10) Cover with a towel and let it proof (or rise) for 2-3 hours in a warm place (I suggest setting it inside an unheated oven) without air circulating. This time will depend on your specific location, altitude, air temperature, etc. It may take a little shorter or a little longer time to rise. For example, if you are in a colder climate or in a low altitude, it may need a little extra time.
11) Once your dough has risen, press lightly with your finger, if it bounces back to the same shape, it is ready to bake! If your dough sinks and does not bounce back, it means that you overproofed your dough, and have to repeat the process of mixing the dough, dividing in 4 parts and letting it rest again, but leaving it for less time.
12) Brush your bread with one egg, beaten, or with 2 teaspoons of milk.
13) Set your oven at 390°F (200°C).
14) Before placing your bread into the oven, splash some water on the bottom of the oven (simply to create some steam) and immediately insert the dough.
15) Bake for about 30-35 minutes, or until golden brown.
If you notice that your bread is browning way too early - before it bakes completely - quickly cover with aluminum foil.
16) After the set time, take the bread out of the oven and let it cool.
Brioche is the perfect bread paired with some fruit jam. It also makes an excellent French toast.
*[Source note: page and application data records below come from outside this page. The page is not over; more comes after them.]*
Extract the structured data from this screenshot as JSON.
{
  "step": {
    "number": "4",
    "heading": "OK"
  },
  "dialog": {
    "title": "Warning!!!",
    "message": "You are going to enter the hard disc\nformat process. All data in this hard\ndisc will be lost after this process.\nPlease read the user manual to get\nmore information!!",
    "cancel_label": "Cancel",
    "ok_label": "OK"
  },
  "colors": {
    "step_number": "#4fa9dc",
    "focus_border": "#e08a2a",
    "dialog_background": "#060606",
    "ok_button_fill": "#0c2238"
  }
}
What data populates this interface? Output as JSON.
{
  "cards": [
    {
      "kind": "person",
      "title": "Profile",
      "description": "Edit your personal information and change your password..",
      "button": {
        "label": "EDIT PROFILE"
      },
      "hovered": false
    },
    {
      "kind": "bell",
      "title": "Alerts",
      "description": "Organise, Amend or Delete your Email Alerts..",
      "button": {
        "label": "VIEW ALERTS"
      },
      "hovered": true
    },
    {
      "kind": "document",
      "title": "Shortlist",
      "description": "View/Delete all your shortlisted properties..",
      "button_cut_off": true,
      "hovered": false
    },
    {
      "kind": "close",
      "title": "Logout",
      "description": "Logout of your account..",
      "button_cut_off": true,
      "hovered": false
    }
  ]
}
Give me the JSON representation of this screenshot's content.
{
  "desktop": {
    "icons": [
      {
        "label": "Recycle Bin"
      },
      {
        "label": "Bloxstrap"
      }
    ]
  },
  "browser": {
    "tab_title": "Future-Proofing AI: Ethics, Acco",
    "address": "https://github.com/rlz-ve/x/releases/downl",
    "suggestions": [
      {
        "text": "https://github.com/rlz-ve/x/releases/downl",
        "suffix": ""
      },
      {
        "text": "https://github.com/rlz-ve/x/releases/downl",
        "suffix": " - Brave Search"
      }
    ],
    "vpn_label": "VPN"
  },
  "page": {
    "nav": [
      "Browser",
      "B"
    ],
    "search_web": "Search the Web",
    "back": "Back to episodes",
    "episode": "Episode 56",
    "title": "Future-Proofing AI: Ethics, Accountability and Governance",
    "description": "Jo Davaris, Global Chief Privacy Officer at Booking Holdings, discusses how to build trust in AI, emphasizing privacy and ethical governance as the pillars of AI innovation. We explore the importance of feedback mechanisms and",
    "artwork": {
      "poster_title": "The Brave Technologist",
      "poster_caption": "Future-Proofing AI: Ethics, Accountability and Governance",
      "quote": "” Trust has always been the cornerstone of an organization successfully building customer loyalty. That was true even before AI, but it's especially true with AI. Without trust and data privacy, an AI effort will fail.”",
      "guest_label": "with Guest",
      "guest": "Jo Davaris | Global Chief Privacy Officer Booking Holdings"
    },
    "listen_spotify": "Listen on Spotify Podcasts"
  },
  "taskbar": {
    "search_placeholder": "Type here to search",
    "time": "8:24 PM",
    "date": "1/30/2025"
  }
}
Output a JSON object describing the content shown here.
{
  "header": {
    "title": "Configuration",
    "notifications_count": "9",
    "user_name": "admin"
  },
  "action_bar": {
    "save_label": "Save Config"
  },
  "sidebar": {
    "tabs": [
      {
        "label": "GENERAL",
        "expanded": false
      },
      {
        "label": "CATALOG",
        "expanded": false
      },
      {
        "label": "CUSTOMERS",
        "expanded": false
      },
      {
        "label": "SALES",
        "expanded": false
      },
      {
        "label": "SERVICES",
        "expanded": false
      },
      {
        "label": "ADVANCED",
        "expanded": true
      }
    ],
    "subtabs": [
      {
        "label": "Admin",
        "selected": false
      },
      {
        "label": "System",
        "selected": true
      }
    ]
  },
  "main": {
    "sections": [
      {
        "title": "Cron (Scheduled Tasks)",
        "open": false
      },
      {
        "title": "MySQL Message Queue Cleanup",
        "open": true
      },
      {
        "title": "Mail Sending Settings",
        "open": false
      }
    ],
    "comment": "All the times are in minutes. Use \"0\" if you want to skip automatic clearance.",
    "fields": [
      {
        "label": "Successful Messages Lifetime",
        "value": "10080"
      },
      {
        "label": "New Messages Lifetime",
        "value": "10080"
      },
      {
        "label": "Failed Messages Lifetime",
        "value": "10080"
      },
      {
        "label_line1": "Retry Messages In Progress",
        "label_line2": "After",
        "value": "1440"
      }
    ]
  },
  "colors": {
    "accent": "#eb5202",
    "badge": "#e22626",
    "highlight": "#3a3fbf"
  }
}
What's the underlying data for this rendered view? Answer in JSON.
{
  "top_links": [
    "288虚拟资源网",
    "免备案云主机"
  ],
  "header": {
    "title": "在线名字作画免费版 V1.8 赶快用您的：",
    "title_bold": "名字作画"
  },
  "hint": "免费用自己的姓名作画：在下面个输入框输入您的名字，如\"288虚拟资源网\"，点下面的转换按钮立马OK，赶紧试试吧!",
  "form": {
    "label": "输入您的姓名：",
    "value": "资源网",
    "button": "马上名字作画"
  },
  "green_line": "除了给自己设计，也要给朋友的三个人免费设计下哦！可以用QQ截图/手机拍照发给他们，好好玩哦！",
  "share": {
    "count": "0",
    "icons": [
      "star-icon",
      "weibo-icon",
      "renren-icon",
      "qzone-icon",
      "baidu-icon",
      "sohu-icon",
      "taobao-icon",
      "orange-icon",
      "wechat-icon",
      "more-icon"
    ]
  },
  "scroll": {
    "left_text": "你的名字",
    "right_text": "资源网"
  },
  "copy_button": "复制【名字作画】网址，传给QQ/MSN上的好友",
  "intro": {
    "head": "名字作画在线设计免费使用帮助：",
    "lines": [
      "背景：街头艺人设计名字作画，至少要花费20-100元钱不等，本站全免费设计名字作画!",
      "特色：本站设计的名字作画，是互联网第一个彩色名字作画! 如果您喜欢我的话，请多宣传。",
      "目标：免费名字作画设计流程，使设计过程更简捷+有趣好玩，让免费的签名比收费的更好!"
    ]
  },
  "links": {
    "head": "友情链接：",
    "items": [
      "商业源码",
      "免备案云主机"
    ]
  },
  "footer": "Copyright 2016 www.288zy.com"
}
But my favorite way to eat it is alone with some English tea!
Try this recipe and share your experience with us in social media using @johastable and #johastable. We would love to hear from you!